Lighting Ratio Formula
How To Find Lighting Ratios
A lighting ratio is the ratio between the key light and fill light, not the brightness reflecting off the subject ( this would be a brightness ratio/ contrast ratio which is determined with a reflected light meter instead). Like brightness ratios, lighting ratios do play a very important role with establishing style and mood, but in this article we’ll look at the mathematical approach in determining lighting ratios.s
To determine a lighting ratio between lights on a set, first, an incident light meter reading is taken of the key light. Then, a meter reading is taken of the fill light. The reading will determine the appropriate aperture setting on your camera. Now that you’ve got a reading of both light sources, you are able to determine the lighting ratio.
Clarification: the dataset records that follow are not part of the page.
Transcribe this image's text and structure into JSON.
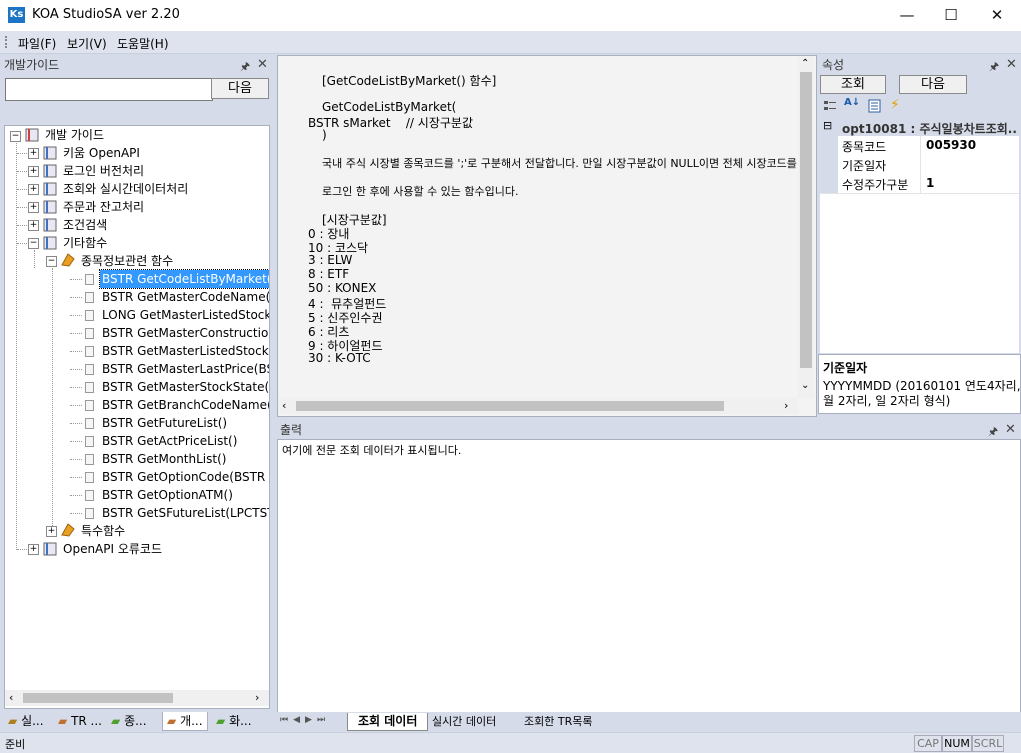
{
  "window": {
    "title": "KOA StudioSA ver 2.20",
    "icon_text": "Ks",
    "minimize": "—",
    "maximize": "☐",
    "close": "✕"
  },
  "menu": [
    "파일(F)",
    "보기(V)",
    "도움말(H)"
  ],
  "left_panel": {
    "title": "개발가이드",
    "search_placeholder": "",
    "next_button": "다음",
    "tree": {
      "root": "개발 가이드",
      "items": [
        "키움 OpenAPI",
        "로그인 버전처리",
        "조회와 실시간데이터처리",
        "주문과 잔고처리",
        "조건검색",
        "기타함수"
      ],
      "subgroup": "종목정보관련 함수",
      "functions": [
        "BSTR GetCodeListByMarket(BSTR",
        "BSTR GetMasterCodeName(BST",
        "LONG GetMasterListedStockCn",
        "BSTR GetMasterConstruction(B",
        "BSTR GetMasterListedStockDat",
        "BSTR GetMasterLastPrice(BSTR",
        "BSTR GetMasterStockState(BST",
        "BSTR GetBranchCodeName()",
        "BSTR GetFutureList()",
        "BSTR GetActPriceList()",
        "BSTR GetMonthList()",
        "BSTR GetOptionCode(BSTR str",
        "BSTR GetOptionATM()",
        "BSTR GetSFutureList(LPCTSTR s"
      ],
      "special": "특수함수",
      "errors": "OpenAPI 오류코드"
    },
    "tabs": [
      "실...",
      "TR ...",
      "종...",
      "개...",
      "화..."
    ]
  },
  "doc": {
    "heading": "[GetCodeListByMarket() 함수]",
    "sig1": "GetCodeListByMarket(",
    "sig2": "BSTR sMarket    // 시장구분값",
    "sig3": ")",
    "desc1": "국내 주식 시장별 종목코드를 ';'로 구분해서 전달합니다. 만일 시장구분값이 NULL이면 전체 시장코드를",
    "desc2": "로그인 한 후에 사용할 수 있는 함수입니다.",
    "list_title": "[시장구분값]",
    "list": [
      "0 : 장내",
      "10 : 코스닥",
      "3 : ELW",
      "8 : ETF",
      "50 : KONEX",
      "4 :  뮤추얼펀드",
      "5 : 신주인수권",
      "6 : 리츠",
      "9 : 하이얼펀드",
      "30 : K-OTC"
    ]
  },
  "props": {
    "title": "속성",
    "query_button": "조회",
    "next_button": "다음",
    "group": "opt10081 : 주식일봉차트조회...",
    "rows": [
      {
        "label": "종목코드",
        "value": "005930"
      },
      {
        "label": "기준일자",
        "value": ""
      },
      {
        "label": "수정주가구분",
        "value": "1"
      }
    ],
    "help_title": "기준일자",
    "help_text1": "YYYYMMDD (20160101 연도4자리,",
    "help_text2": "월 2자리, 일 2자리 형식)"
  },
  "output": {
    "title": "출력",
    "text": "여기에 전문 조회 데이터가 표시됩니다.",
    "tabs": [
      "조회 데이터",
      "실시간 데이터",
      "조회한 TR목록"
    ]
  },
  "status": {
    "left": "준비",
    "cap": "CAP",
    "num": "NUM",
    "scrl": "SCRL"
  }
}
For example, let’s say your incident light meter gives you a properly exposed key light reading of f11 and a fill light reading of f5.6. What would be the lighting ratio? (assuming you already know the basics about f-stops and reading light meters)
You first may determine the f-stop difference between both light sources. Since f11 and f5.6 are a difference of 2 f-stops, then the lighting ratio is 4:1.
How do you determine this? It’s a simple equation!
*Raise the number 2 to the power of the f-stop difference (ex. 2 ^ 2 (f-stop difference) = 4 = 4:1 ratio ; 2 ^ 3 (f-stop difference) = 8 = 8:1 ratio, etc.).
In the above example you raise 2 by 2 (the f-stop difference) to get 4, which is 4:1, the ratio.
common ratios (lighting and contrast):
1:1 (no difference) (flat)
2:1 (1 stop) (common Television standard/ high-key lighting)
4:1 (2 stops) (common in still photography portraits)
8:1 (3 stops) (low-key lighting begins)
16:1 (4 stops)
32:1 (5 stops)
64:1 (6 stops)
128:1 (7 stops) (film contrast ratios)
* stops in between are stops and a half (for example, 3:1 (1.5 stop) and 16:1 ( 4.5 stops))